* _Task item_
Each line in the entries below that holds the word "screenshot" belongs in the answer.

Data about app and page elements:
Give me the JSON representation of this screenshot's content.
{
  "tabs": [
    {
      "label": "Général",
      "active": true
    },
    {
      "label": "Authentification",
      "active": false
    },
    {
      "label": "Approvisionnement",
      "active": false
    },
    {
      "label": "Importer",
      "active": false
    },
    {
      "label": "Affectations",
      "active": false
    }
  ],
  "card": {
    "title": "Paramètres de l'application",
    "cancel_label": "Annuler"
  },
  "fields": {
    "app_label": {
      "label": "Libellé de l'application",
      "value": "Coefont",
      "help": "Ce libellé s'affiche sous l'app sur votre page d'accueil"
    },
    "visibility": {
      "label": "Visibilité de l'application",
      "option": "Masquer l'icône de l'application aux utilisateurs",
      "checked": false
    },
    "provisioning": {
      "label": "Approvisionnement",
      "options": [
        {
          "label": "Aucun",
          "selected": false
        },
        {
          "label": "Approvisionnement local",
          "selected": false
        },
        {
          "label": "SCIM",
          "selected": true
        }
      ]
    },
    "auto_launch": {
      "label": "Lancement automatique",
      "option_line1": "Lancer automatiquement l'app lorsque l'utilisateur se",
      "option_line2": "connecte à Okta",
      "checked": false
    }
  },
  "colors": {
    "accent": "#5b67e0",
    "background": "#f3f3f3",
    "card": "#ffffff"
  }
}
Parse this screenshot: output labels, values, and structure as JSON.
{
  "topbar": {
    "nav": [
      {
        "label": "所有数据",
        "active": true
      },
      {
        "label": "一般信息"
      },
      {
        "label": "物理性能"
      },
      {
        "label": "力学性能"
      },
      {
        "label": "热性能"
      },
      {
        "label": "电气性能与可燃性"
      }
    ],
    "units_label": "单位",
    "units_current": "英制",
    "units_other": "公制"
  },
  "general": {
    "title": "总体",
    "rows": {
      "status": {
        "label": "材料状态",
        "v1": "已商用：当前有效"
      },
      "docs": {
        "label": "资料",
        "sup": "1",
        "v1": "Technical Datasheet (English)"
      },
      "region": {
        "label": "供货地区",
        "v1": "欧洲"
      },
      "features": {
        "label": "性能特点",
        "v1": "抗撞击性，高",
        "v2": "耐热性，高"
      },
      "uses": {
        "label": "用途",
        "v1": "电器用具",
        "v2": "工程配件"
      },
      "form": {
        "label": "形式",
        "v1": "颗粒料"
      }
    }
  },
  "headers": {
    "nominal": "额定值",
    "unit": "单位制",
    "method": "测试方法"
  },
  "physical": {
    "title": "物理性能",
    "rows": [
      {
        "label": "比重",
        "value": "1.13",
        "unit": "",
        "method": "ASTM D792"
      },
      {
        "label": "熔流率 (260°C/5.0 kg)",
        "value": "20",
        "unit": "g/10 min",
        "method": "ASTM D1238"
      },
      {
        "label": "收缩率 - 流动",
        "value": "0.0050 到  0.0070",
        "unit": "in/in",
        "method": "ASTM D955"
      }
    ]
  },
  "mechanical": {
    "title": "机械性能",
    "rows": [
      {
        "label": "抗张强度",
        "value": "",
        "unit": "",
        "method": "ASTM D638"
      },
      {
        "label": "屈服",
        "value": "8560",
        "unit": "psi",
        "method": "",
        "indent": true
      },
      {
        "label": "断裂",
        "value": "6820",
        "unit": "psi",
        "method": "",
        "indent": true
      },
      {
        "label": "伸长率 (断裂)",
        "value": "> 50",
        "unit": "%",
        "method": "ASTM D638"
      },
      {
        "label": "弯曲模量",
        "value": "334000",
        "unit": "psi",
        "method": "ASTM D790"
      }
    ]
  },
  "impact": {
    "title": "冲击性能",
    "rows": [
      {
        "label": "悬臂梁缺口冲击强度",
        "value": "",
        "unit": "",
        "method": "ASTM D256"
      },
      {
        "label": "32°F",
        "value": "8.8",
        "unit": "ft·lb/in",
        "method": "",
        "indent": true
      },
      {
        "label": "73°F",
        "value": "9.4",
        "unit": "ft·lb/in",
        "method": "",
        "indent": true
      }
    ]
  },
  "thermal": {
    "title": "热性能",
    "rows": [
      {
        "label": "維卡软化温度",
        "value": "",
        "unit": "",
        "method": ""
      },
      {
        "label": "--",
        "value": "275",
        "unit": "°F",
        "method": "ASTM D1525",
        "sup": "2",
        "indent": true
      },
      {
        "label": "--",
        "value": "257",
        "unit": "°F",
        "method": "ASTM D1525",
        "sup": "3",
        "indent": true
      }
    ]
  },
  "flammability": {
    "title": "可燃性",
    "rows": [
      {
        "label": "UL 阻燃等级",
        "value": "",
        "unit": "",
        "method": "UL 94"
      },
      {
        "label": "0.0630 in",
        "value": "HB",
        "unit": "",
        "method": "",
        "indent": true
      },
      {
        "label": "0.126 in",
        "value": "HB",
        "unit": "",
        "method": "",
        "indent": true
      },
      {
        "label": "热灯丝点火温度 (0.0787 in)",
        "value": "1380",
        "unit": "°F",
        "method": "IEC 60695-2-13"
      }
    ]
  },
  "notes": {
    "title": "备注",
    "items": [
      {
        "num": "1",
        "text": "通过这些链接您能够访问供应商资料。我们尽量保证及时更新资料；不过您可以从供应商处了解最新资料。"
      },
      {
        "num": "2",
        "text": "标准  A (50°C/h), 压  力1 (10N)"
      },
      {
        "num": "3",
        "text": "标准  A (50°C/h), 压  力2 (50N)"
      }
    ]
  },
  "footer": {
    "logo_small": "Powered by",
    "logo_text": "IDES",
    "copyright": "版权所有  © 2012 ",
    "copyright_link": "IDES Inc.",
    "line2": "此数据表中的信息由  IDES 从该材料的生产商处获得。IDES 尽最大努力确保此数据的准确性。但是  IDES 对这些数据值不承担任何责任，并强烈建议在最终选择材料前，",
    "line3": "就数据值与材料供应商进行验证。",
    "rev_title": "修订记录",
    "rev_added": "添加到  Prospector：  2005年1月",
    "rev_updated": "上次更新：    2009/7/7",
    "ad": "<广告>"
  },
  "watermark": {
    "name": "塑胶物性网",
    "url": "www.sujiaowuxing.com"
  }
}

* _Written answer_
Give me the JSON representation of this screenshot's content.
Parse this screenshot: output labels, values, and structure as JSON.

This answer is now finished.